-- WHAT TO PRODUCE --
With images removed, return the whole listing exactly as written.

+++

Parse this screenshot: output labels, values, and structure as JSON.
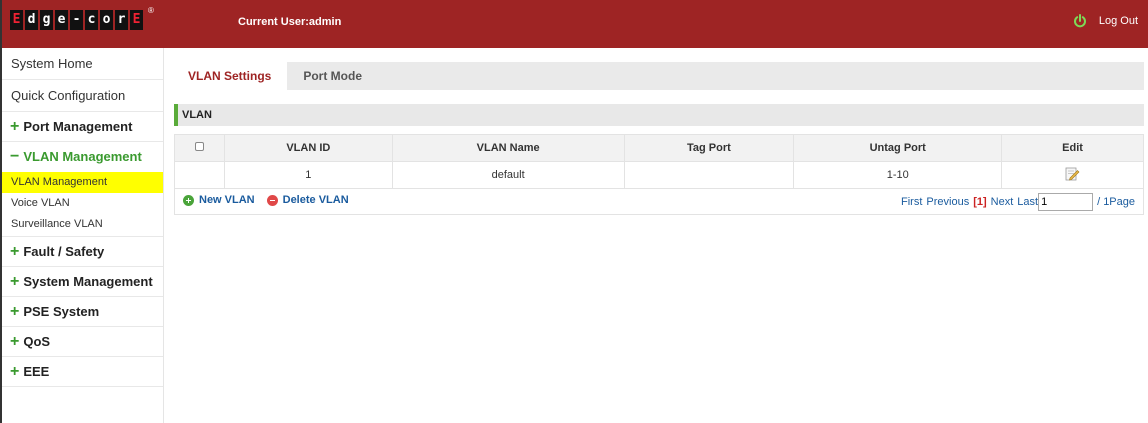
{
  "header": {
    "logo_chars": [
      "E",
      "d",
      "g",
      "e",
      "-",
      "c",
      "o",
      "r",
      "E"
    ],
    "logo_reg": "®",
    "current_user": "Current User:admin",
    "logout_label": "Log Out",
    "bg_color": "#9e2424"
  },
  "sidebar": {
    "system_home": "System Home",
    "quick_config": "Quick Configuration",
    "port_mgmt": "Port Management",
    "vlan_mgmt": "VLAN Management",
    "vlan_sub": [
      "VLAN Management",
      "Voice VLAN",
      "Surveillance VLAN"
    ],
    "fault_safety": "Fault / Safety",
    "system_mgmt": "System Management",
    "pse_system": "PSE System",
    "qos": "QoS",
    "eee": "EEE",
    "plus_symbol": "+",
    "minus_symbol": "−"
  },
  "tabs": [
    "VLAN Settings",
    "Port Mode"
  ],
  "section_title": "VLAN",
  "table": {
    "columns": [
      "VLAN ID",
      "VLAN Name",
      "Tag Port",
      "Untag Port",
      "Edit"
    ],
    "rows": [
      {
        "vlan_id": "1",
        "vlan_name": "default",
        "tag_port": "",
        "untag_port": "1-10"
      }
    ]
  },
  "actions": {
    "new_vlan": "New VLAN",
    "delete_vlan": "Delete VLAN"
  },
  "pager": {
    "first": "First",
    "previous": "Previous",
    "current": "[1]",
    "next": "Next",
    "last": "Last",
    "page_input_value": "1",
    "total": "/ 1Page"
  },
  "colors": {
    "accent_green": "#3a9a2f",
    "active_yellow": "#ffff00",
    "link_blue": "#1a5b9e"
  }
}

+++

-- ANSWER FOR THIS EXERCISE --
Parse this screenshot: output labels, values, and structure as JSON.
{
  "header": {
    "logo_chars": [
      "E",
      "d",
      "g",
      "e",
      "-",
      "c",
      "o",
      "r",
      "E"
    ],
    "logo_reg": "®",
    "current_user": "Current User:admin",
    "logout_label": "Log Out",
    "bg_color": "#9e2424"
  },
  "sidebar": {
    "system_home": "System Home",
    "quick_config": "Quick Configuration",
    "port_mgmt": "Port Management",
    "vlan_mgmt": "VLAN Management",
    "vlan_sub": [
      "VLAN Management",
      "Voice VLAN",
      "Surveillance VLAN"
    ],
    "fault_safety": "Fault / Safety",
    "system_mgmt": "System Management",
    "pse_system": "PSE System",
    "qos": "QoS",
    "eee": "EEE",
    "plus_symbol": "+",
    "minus_symbol": "−"
  },
  "tabs": [
    "VLAN Settings",
    "Port Mode"
  ],
  "section_title": "VLAN",
  "table": {
    "columns": [
      "VLAN ID",
      "VLAN Name",
      "Tag Port",
      "Untag Port",
      "Edit"
    ],
    "rows": [
      {
        "vlan_id": "1",
        "vlan_name": "default",
        "tag_port": "",
        "untag_port": "1-10"
      }
    ]
  },
  "actions": {
    "new_vlan": "New VLAN",
    "delete_vlan": "Delete VLAN"
  },
  "pager": {
    "first": "First",
    "previous": "Previous",
    "current": "[1]",
    "next": "Next",
    "last": "Last",
    "page_input_value": "1",
    "total": "/ 1Page"
  },
  "colors": {
    "accent_green": "#3a9a2f",
    "active_yellow": "#ffff00",
    "link_blue": "#1a5b9e"
  }
}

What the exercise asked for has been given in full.